Prosecutors allege that a cartel of politicians and executives at Petrobras and two dozen of Brazil’s top construction firms ran a huge kickback scheme through which billions of dollars were skimmed off vastly overpriced contracts that were signed with the Brazilian oil giant — with at least $2 billion paid out in bribes. The scheme appears to have operated for many years, including a period during which Rousseff served as the chair of the Petrobras board.
Investigations have been authorized on dozens of politicians, virtually all of them from parties aligned with Rousseff’s ruling coalition, including both acting congressional leaders and a former president.
While Brazil’s biggest construction firms have donated large sums to parties of all stripes over recent elections, arrests have gotten uncomfortably close to the president, even though she is not yet being investigated and has denied all knowledge of the scandal.
Former Worker’s Party treasurer João Vaccari Neto and ex-president Luiz Inácio Lula da Silva’s chief of staff, José Dirceu — who was previously jailed over a political vote-buying scheme, known as the “mensalão,” uncovered in 2005 when Lula was president — will both also stand trial over accusations companies were coerced into channeling bribe money to the Workers’ Party as legal election donations. The party denies these claims.
The Supreme Federal Court’s landmark decision this week aims to put a stop to this kind of illicit campaign fundraising, but many remain skeptical of its effects.
“The ruling could mean that campaign donations, instead of being declared, will simply be pushed under the table into illegal slush funds,” said David Fleischer, a political scientist and professor emeritus at the University of Brasília. “And it is also possible that Brazil’s election authorities won’t be afforded the kind of budget needed to monitor campaigns and impede such practices.”
Electoral courts currently take an overview of declared election contributions and compare it to what they believe is spent on the campaigns, including expenses for travel, media production, marketing, and infrastructure for rallies. They do so with an eye to uncovering significant discrepancies.
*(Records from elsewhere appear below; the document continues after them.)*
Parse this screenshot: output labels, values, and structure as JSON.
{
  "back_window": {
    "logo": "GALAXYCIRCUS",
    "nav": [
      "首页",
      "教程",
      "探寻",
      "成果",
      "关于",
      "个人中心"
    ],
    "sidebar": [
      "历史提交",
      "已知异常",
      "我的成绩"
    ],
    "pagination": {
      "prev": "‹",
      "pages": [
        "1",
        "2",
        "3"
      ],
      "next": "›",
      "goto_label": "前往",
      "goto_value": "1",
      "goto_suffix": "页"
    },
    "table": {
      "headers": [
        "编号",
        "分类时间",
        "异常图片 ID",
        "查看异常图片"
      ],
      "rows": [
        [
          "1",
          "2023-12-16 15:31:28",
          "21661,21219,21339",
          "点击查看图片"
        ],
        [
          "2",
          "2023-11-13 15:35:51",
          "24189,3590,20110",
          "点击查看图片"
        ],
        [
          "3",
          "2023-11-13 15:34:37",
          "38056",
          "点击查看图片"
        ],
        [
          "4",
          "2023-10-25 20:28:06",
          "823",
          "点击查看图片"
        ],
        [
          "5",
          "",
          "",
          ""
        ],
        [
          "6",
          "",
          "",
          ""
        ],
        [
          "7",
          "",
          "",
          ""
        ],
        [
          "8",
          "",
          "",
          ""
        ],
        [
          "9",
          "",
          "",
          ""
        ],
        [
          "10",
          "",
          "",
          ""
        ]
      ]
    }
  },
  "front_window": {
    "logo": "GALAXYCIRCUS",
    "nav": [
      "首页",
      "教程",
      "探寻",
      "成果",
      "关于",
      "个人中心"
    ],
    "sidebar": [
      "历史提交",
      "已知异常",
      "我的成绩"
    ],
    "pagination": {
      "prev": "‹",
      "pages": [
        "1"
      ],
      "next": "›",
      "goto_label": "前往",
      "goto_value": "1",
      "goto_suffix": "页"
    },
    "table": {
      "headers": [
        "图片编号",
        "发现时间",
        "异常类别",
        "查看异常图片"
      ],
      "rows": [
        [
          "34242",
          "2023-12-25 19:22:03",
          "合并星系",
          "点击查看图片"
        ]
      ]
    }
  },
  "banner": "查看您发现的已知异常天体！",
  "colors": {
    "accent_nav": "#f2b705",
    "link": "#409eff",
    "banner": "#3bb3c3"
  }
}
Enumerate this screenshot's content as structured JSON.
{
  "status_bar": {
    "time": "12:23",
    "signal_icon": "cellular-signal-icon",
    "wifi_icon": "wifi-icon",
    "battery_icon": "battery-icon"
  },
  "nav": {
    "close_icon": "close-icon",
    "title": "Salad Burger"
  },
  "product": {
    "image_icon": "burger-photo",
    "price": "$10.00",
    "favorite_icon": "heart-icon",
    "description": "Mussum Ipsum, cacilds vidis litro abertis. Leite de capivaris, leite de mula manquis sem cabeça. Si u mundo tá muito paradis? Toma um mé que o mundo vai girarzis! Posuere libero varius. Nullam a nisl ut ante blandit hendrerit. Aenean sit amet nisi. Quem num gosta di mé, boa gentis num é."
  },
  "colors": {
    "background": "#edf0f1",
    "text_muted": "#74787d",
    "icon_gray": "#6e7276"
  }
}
Fleischer’s view is shared by Cristiano Noronha, a political analyst at the Brasília-based firm Arko Advice.
“Far more important than this supreme court ruling would be a boost in resources for organs that are responsible for monitoring and auditing election spending to make them more efficient,” he said.
Despite the court’s seemingly conclusive ruling, Noronha expects legal wrangling over the bill to cause a delay in the legal decision’s application. Despite calls for the new rules to apply to the 2016 municipal elections, he thinks it more probable that they will first be applied to Brazil’s 2018 general election.
Rousseff’s 2014 campaign funds are under investigation. If they are proved to have been secured corruptly, Fleischer suggested, the country’s top electoral court could potentially make history by invalidating her reelection.
This is not the only current threat to Rousseff’s presidency. There are currently multiple requests for her impeachment, many of them centering on alleged fiscal “crimes of responsibility.”
But whether or not Rousseff serves a full second term in office, doubts persist over the effectiveness of the ban on corporate political financing. Few expect that corruption can be rooted out of the Brazilian political system overnight.
Writing in the influential Folha de S.Paulo newspaper, the prominent columnist Bernardo Mello Franco quoted former Petrobras executive Paulo Roberto Costa — who turned state’s witness — labeling the concept of legal corporate donations to political parties “the biggest farce in Brazil.”
“The donations aren’t donations, they’re loans,” Costa said. “The company is lending money to the person, and afterwards will be asking for it back.”
Though the Supreme Federal Court’s ruling is encouraging, the nature of such political “loans” is slippery. Brazilians are anxious to hold their political leaders to account, but the ability of interested parties to circumvent regulations suggests that the crusade against corruption will be a long one.